Before copying, set the pictures aside; then repeat every line below verbatim.

----------------

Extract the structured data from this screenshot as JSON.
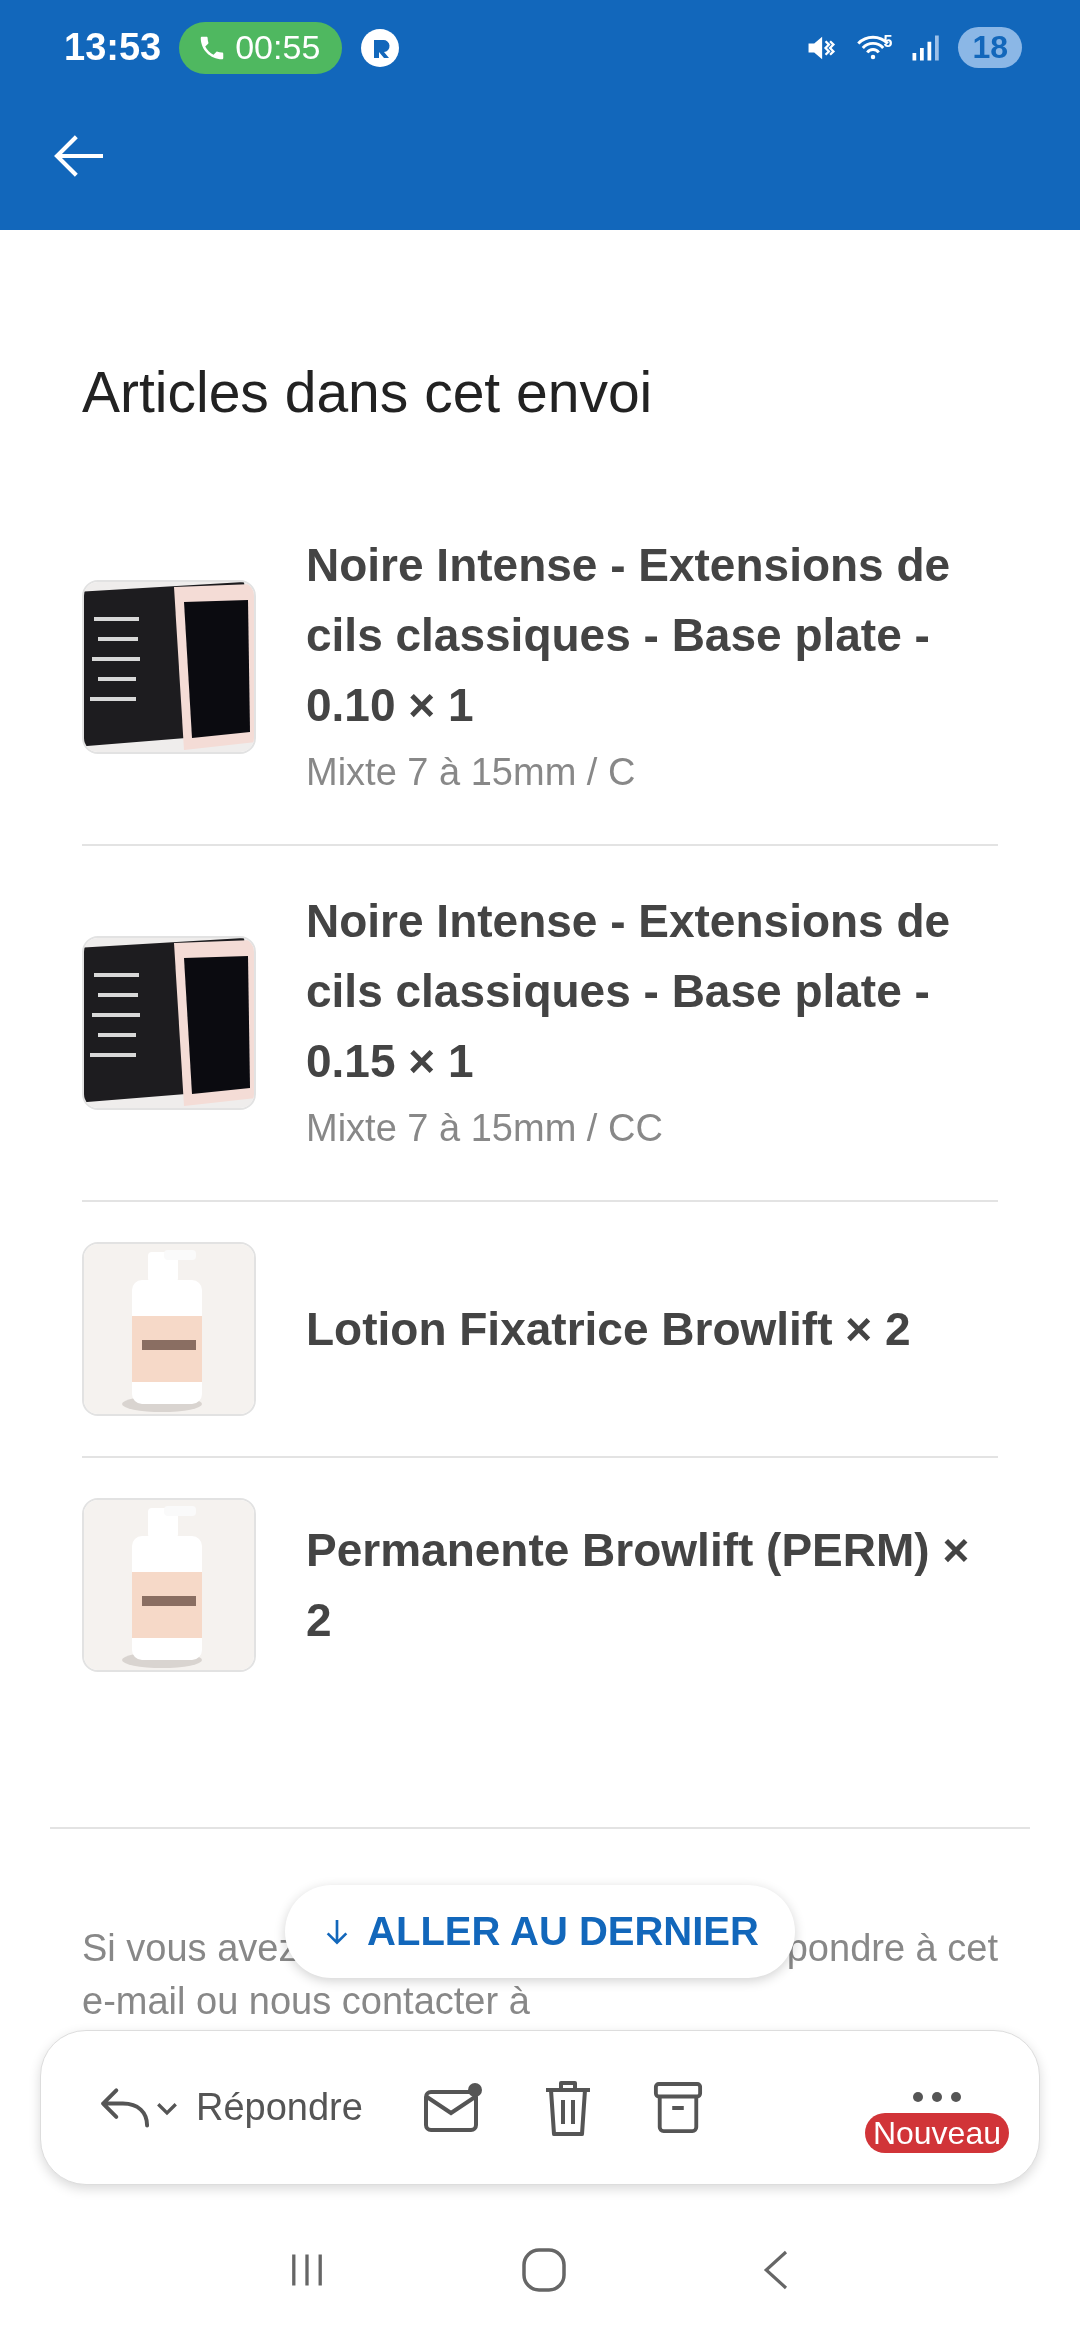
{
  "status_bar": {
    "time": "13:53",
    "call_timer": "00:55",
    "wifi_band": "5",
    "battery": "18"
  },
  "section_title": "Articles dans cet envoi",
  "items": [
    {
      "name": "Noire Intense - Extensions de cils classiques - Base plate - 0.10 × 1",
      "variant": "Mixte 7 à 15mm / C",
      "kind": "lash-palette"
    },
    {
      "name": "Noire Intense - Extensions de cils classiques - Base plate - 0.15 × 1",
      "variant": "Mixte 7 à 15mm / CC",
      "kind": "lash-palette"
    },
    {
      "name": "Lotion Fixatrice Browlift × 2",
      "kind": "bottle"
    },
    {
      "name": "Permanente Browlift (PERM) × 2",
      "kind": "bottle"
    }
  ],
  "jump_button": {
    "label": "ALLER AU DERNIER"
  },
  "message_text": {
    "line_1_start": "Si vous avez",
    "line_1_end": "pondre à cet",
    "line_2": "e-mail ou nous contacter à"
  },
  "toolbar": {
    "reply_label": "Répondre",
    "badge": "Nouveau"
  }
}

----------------

_Response:_
Extract the structured data from this screenshot as JSON.
{
  "status_bar": {
    "time": "13:53",
    "call_timer": "00:55",
    "wifi_band": "5",
    "battery": "18"
  },
  "section_title": "Articles dans cet envoi",
  "items": [
    {
      "name": "Noire Intense - Extensions de cils classiques - Base plate - 0.10 × 1",
      "variant": "Mixte 7 à 15mm / C",
      "kind": "lash-palette"
    },
    {
      "name": "Noire Intense - Extensions de cils classiques - Base plate - 0.15 × 1",
      "variant": "Mixte 7 à 15mm / CC",
      "kind": "lash-palette"
    },
    {
      "name": "Lotion Fixatrice Browlift × 2",
      "kind": "bottle"
    },
    {
      "name": "Permanente Browlift (PERM) × 2",
      "kind": "bottle"
    }
  ],
  "jump_button": {
    "label": "ALLER AU DERNIER"
  },
  "message_text": {
    "line_1_start": "Si vous avez",
    "line_1_end": "pondre à cet",
    "line_2": "e-mail ou nous contacter à"
  },
  "toolbar": {
    "reply_label": "Répondre",
    "badge": "Nouveau"
  }
}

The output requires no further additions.